BAMAKO (Reuters) - Ousted Mali President Ibrahim Boubacar Keita left the country on Saturday for medical treatment in Abu Dhabi, an adviser said, as talks about a transition back to civilian rule following last month's military coup got off to a chaotic start.
Keita, 75, was hospitalised in the capital Bamako on Tuesday, six days after he was released from detention by the ruling junta, which seized power on Aug. 18.
His former chief of staff, Mamadou Camara, told Reuters that Keita left Bamako on Saturday evening aboard a plane chartered by the United Arab Emirates at the request of Mali's ruling junta.
"It is a medical visit of between 10 and 15 days," Camara said.
Keita's medical condition is unclear. He had a benign tumour removed from his neck in 2016.
West African leaders, fearing the coup could set a precedent that would undermine their power and an international fight against Islamist militants in the wider Sahel region, initially insisted Keita be restored to power.
But they have since dropped that demand and are now calling for elections within a year: a timeline the junta, the National Committee for the Salvation of the People (CNSP), has not committed to.
Talks about the shape of the transition period opened on Saturday with hundreds of representatives from the junta, political parties and civil society groups attending an opening ceremony in Bamako.
But less than an hour after it began, supporters of the M5-RFP coalition, which led mass demonstrations against Keita before the coup, began to protest, accusing the junta of excluding them from most working groups.
M5-RFP supporters in the conference hall shouted down the moderator onstage, bringing proceedings to a halt.
The moderator later announced that the M5-RFP would be able to participate in all of the working groups, which calmed the coalition's supporters and allowed the event to resume.

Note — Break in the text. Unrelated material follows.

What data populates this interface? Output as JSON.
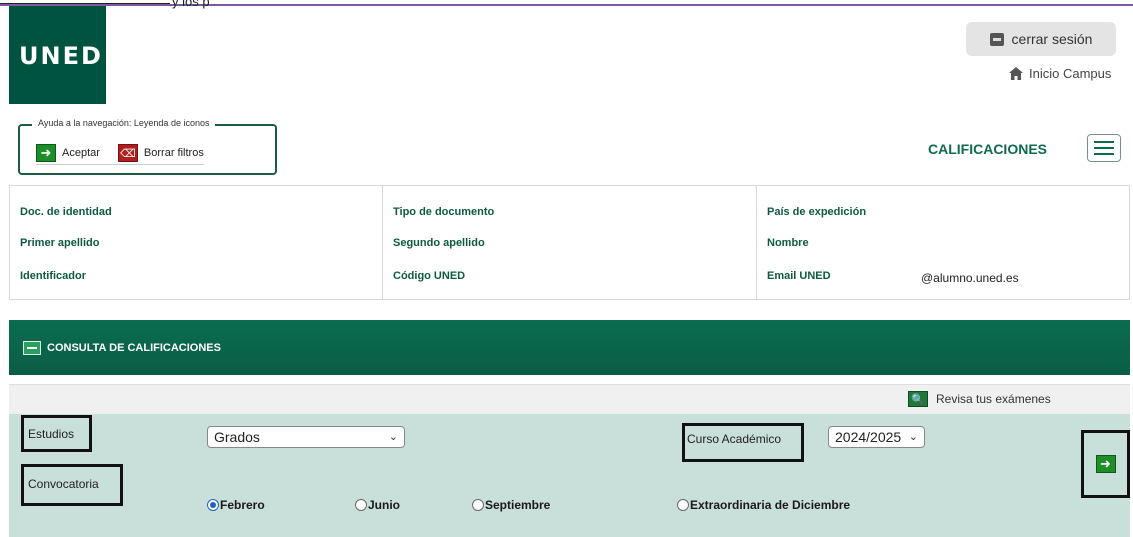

The talks, which are also being held in regional capitals across Mali, are scheduled to continue on Sunday and then resume again late next week.
(Reporting by Tiemoko Diallo; Writing by Aaron Ross; Editing by Peter Graff)